When I lived in Detroit, I would often lament with a friend, mentor, and teacher about the deep divisions among the Jewish people. As a child of survivors, he would say, “What the Jewish community needs is a little pogrom to remind them of who we are and why we need to stick together.” It bothered me when he said that because I knew there was a seed of truth in that line of thought.
Thank God, we have not experienced anything close to a “little pogrom.” Recent violent attacks against Jews in the New York area, however, have reignited a sense of unity as witnessed during last week’s 25,000-strong rally in Brooklyn. External hate and violence bring us Jews together because we know that an attack against one of us is an attack against all of us.
This kind of unity and vigilance against baseless hatred are of course important and needed, but they are not enough. We Jews have to expend more effort in building Jewish unity within our communities at all times – not just in times of crisis. Our children must be able to see Judaism and the Jewish people as a unifying way to celebrate traditions and milestones; to share values, and to support one another beyond trying times.
In an increasingly polarized world that is intolerant of others’ views and beliefs, our goal at Schechter Bergen is to help our children grow into knowledgeable, action-oriented Jews who treat others with respect and understanding.

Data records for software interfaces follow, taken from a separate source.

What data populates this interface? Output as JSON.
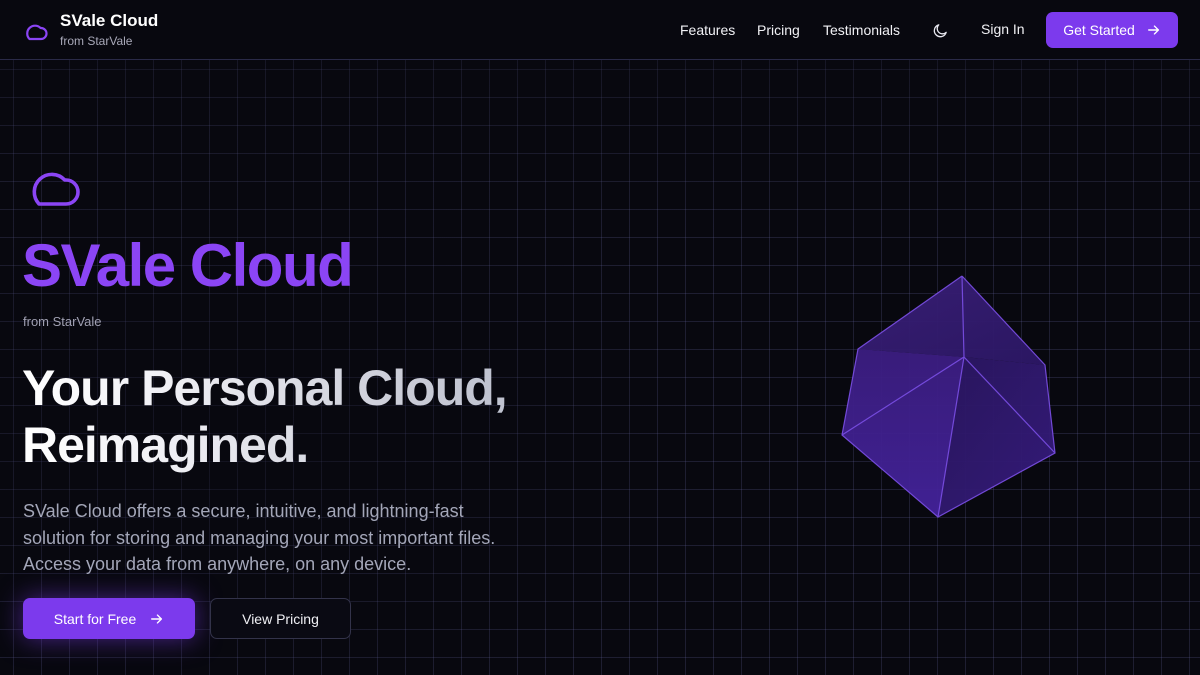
{
  "colors": {
    "accent": "#7c3aed",
    "title_purple": "#8b45f5",
    "background": "#08080f",
    "grid_line": "#2a2a48"
  },
  "navbar": {
    "brand_name": "SVale Cloud",
    "brand_sub": "from StarVale",
    "brand_icon": "cloud-icon",
    "links": [
      "Features",
      "Pricing",
      "Testimonials"
    ],
    "theme_icon": "moon-icon",
    "sign_in": "Sign In",
    "cta": "Get Started",
    "cta_icon": "arrow-right-icon"
  },
  "hero": {
    "icon": "cloud-icon",
    "title": "SVale Cloud",
    "from": "from StarVale",
    "headline_line1": "Your Personal Cloud,",
    "headline_line2": "Reimagined.",
    "desc_line1": "SVale Cloud offers a secure, intuitive, and lightning-fast",
    "desc_line2": "solution for storing and managing your most important files.",
    "desc_line3": "Access your data from anywhere, on any device.",
    "primary_button": "Start for Free",
    "primary_icon": "arrow-right-icon",
    "secondary_button": "View Pricing",
    "illustration": "cube-illustration"
  }
}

These kinds of attitudes and behaviors must begin in the home and then be reinforced at school. Children learn through what we say and do. We must respect our fellow Jews who choose to live and practice Judaism differently; this is the only way to combat the divisiveness among us.
At SSDS we strive to foster an environment in which Jewish children and families come together to celebrate our shared values and traditions, and learn to accept our differences in a non-threatening, respectful way. We also want to foster an understanding of different approaches to practicing Judaism and a respect for an individual Jew to choose his or her way of creating a meaningful relationship with God and the Jewish people.
As a school community, we fully embrace a Halakhic, egalitarian approach to Jewish life and ritual. Our school’s commitment to Halakha helps ensure that every member of our diverse Jewish community feels both respected and included. An important way SSDS parents make that happen is through a commitment to Kashrut at all parties and celebrations that include Schechter students and families, and that parties are never scheduled on Shabbat or Jewish holidays.
Embracing such communal norms is what builds Jewish unity. We do not have to unilaterally embrace a particular approach to ritual; however, it is important, as Jews, to acknowledge and respect the rights of others to do so. We want to be respected for our choices, and we have an obligation to afford others the same respect. This goes for our political attitudes toward Israel as well. We may not always agree about the choices the Israeli government makes, but we can still agree on the necessity for the State of Israel to exist, thrive, and serve as the home and safe-haven of the Jewish people.
The school environment is the perfect place to have these discussions and to explore our collective stories and our sometimes different approaches to God, Judaism, and the Jewish people. The home is where we clarify with our children, our family’s personal beliefs and practices and guide our children on how we approach God, Israel, and Jewish practices.
Creating a diverse yet respectful Jewish learning community at SSDS is both exciting and challenging. By offering different Jewish experiences and encouraging our children to ask probing questions, we remain steadfast in our commitment to help our students grow into committed, knowledgeable, and joyful Jews.
Jewish uniformity is neither a goal nor even possible. Our vision is one of Jewish unity. We want SSDS to be a place where each of us feels at home, whole with our fellow Jews – celebrating our commonalities, which are squarely built upon our common heritage and destiny. So, let’s continue to fight anti-Semitism and hatred against all people and with equal vigor. Let’s build bridges and promote unity within our own communities – in good times and in times of need.